Can Malaysia's unlikely political double act score election triumph?

Can Mahathir and Anwar Ibrahim, right,successfully join forces to topple Najib Razak, center?

(CNN)Two former foes are joining forces to oust Malaysia's sitting prime minister, although whether their unlikely alliance can topple the incumbent in next week's general election remains to be seen.

The political odd couple, former prime minister Mahathir bin Mohamad, 92, and his one time deputy Anwar Ibrahim, have both engineered, and endured, decades of political machinations and backstabbing -- mostly targeting each following Anwar's dismissal from Mahathir's cabinet in 1998.
But despite years of rivalry the two long-time operatives are coming together again in an attempt to wrest control from Prime Minister Najib Razak.
    Should he win, the elder statesman has pledged that he will step aside for Anwar, whom he once jailed on sodomy and corruption charges that critics said were politically motivated.
    "Mahathir has a short time horizon, he's saying that he'll only be Prime Minister for two years," says Meredith Weiss, professor of Political Science at the University at Albany. But despite this, "(he's) definitely sincere in wanting to oust Najib by any means possible."
    With less than one week to go to the election, the opposition party led by Mahathir remains the underdog, analysts say, despite momentum moving toward the newly formed alliance.
    Local media reports that polls indicate Mahathir and Anwar's Pakatan Harapan coalition has steadily gained support, at the expense of Najib's ruling Barisan Nasional coalition.
    However, in a fresh twist, the veteran politician is being investigated under a controversial anti-fake news law over a claim his plane was sabotaged, police said Wednesday.
    A supporter wears a badge with photographs of former Malaysian prime minister and opposition party Pakatan Harapan's prime ministerial candidate Mahathir Mohamad and jailed former opposition leader Anwar Ibrahim.

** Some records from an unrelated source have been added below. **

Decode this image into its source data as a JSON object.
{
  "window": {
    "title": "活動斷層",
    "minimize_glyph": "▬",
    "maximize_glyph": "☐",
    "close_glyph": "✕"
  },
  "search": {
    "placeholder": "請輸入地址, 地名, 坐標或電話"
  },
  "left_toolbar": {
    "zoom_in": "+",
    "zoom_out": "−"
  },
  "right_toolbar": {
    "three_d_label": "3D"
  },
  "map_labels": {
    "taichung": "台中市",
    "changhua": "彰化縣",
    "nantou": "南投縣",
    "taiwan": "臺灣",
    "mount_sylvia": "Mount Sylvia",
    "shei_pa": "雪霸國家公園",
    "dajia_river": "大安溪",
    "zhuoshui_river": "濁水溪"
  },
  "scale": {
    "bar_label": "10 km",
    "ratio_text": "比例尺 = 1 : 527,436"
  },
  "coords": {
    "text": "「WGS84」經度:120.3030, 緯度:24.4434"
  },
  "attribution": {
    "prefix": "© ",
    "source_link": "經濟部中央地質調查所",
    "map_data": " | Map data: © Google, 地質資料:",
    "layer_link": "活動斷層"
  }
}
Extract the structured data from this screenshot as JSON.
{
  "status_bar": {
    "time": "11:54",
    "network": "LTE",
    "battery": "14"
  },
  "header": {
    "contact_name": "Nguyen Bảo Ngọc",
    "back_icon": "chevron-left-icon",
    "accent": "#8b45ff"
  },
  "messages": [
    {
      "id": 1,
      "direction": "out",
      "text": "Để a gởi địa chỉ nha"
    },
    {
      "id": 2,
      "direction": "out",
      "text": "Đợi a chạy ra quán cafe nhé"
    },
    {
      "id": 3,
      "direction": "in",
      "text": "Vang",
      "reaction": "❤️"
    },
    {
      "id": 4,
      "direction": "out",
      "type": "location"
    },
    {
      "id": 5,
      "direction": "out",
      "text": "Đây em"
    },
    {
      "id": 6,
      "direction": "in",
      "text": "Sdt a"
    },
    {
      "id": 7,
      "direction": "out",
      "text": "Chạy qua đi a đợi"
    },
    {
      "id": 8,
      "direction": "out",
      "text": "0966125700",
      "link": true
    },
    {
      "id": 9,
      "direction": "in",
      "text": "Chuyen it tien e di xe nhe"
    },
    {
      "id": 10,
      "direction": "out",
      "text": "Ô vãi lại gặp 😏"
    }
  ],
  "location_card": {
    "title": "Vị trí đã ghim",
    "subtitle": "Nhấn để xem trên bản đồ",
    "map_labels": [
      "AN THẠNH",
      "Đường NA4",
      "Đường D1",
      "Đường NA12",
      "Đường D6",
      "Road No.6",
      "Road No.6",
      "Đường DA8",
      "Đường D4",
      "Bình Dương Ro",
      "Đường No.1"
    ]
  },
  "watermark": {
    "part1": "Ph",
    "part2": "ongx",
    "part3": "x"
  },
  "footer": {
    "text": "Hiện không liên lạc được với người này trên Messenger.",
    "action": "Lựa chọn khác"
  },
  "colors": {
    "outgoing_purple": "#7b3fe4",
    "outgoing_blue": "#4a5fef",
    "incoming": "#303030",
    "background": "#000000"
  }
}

    Mutual animus overcome

    As the former head of Barisan Nasional, Mahathir served 22 years as the country's leader before retiring in 2003. Now, 15 years after stepping down, Mahathir has signaled a determination to topple the party he once led -- and in his quest to do so, has joined forces with his arch-nemesis.
    All considered, it's quite a turnaround for the man known to millions simply as Dr M. But while Mahathir and Anwar have "hated each other politically" for two decades, their history will not be a hindrance on the campaign trial, says James Chin, Director of the Asia Institute Tasmania at the University of Tasmania.
    "The Malaysian public have a short memory. The see (the two politicians') rapprochement as something very good; this is part of Malaysian political culture," said Chin.
    The two working together to oust Najib, who is widely seen as a corrupt, divisive figure, will benefit both men, says Amrita Malhi, visiting fellow at Australia National University's Coral Bell School of Asia Pacific Affairs.
    "It is a mutually beneficial arrangement, and the benefits have overridden their animosity," said Malhi.
    Anwar Ibrahim.

    Strange bedfellows

    That 92-year-old Mahathir has switched political allegiances would likely have caused consternation among opposition party hardliners, who will remember him as much for his time as leader of the ruling party, as they will for his more recent criticism of Najib, says Bridget Welsh, Associate Professor at John Cabot University and a Senior Research Associate at the Center for East Asia Democratic Studies of the National Taiwan University.
    "(He's) divisive but he does have that legacy, experience. Most important he's served as a stabilizing factor, thanks to weightiness of his leadership," said Welsh.
    "He brings credentials of Malaysian leadership and he brings his legacy, which is full of baggage as well as potential."
    Analysts say that, alongside the political experience that the nonagenarian brings to the table, Mahathir could make the opposition competitive in key, conservative rural seats.
    According to Malhi, the opposition coalition can clearly command the popular vote overall, as it showed in 2013, but it has not been able to win the rural areas, which remain politically important because of the way Malaysia's electoral system is structured.
    "Having Mahathir on the team builds the opposition's capacity to speak to this audience," said Malhi.
    But observers point out that it's still a mountain to climb -- the Pakatan Harapan coalition will have to win at least 25 and perhaps as many as 30 of the 60 rural seats that traditionally make up Najib's base.
    Of a total of 222 seats up for grabs, 65% are considered vulnerable to changing hands, said Welsh.